When pressed on the differences, Simms concedes that on "prudential grounds" one could argue it was right to go into Kosovo because we were "better able to impose our will on (Yugoslav leader Slobodan) Milosovic in a way that hasn't been the case in Iraq. However, in terms of principle, in both cases there was no Security Council authorization," he told UPI.
According to Simms' understanding, the "watchword" we can ascribe to neoconservative policy is "robustness." However, a major factor that accounts for "so much misunderstanding" of neo-conservatism, Simms claims, is the tendency, particularly in the media, to "lump individuals under one bloc."
This serves to "coarsen and simplify the whole process," he told UPI. The neoconservatives, according to Simms, "represent an "incredibly diverse group" with "bipartisan interests."
Democrats such as Joe Lieberman and Madeleine Albright may occupy as much of a neoconservative platform as hard-line Republicans Wolfowitz, Perle and Douglas Feith, Simms said.
"The cohesion that they have is to a great extent the cohesion that the outside world has imposed upon them," and many neo-cons have very different notions of what it is that informs their political views.
For the assistant editor at a "neoconservative" publication, Commentary Magazine, neo-conservatism means being a "realist over an idealist" even though most neoconservatives claim to be "ideologically driven to support democracy."
"It is a realist approach to see that after all these years trying to be friendly with regimes like Saudi Arabia because we needed to cultivate good relationships in the region are in fact contrary to the interests of the United States," the assistant editor who asked not to be named, told UPI.

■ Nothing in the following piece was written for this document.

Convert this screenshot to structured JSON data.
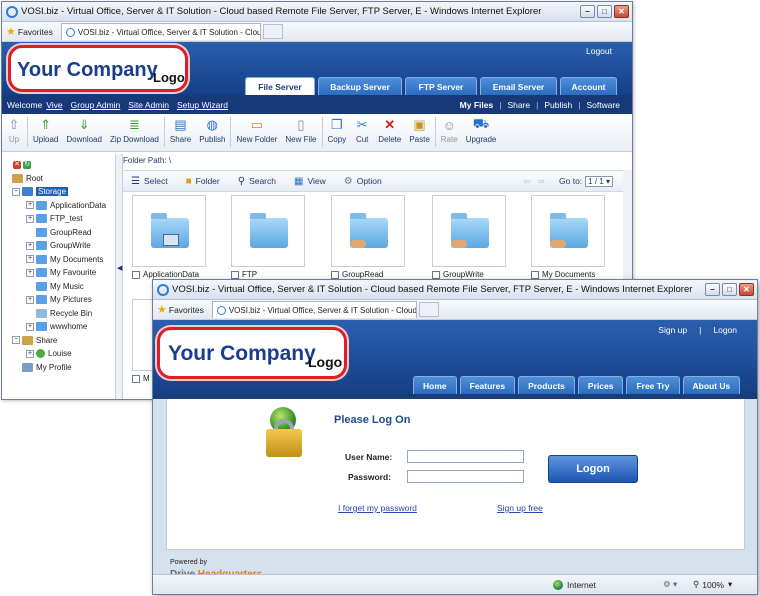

Alan Mendoza, co-founder and president of the new neoconservative society in Cambridge, is confident that Simms' views are representative of a large section of student opinion in the university.

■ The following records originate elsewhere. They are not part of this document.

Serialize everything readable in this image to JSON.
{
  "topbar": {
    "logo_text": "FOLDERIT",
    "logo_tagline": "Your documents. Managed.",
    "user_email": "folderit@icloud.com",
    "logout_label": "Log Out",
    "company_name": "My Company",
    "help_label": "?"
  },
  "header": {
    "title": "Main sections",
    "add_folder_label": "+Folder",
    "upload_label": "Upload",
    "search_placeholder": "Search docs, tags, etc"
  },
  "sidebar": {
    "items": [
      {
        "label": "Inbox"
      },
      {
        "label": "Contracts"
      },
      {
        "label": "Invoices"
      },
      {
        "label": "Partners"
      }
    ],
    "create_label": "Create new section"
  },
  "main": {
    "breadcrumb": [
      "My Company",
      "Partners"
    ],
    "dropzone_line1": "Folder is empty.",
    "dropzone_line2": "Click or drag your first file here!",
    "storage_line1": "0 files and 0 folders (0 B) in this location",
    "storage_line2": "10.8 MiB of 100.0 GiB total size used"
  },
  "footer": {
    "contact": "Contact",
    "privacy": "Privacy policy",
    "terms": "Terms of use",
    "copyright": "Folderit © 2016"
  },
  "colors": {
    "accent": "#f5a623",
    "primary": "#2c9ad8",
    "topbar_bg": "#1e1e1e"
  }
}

"Judging by the questions after the talk, there was a good mix of "clued-in people." Mendoza told UPI. For those who don't necessarily identify with the neoconservatives, it was at least a "good, interesting and informative evening" Mendoza said.
The Commentary Magazine spokesman told UPI that he was not surprised to learn of the establishment of a new neoconservative society on a British university campus.
"The ideas of neoconservatives in America on the possibility of democracy and workable governance on local and federal level are ideas that can be appreciated not just in America but around the world."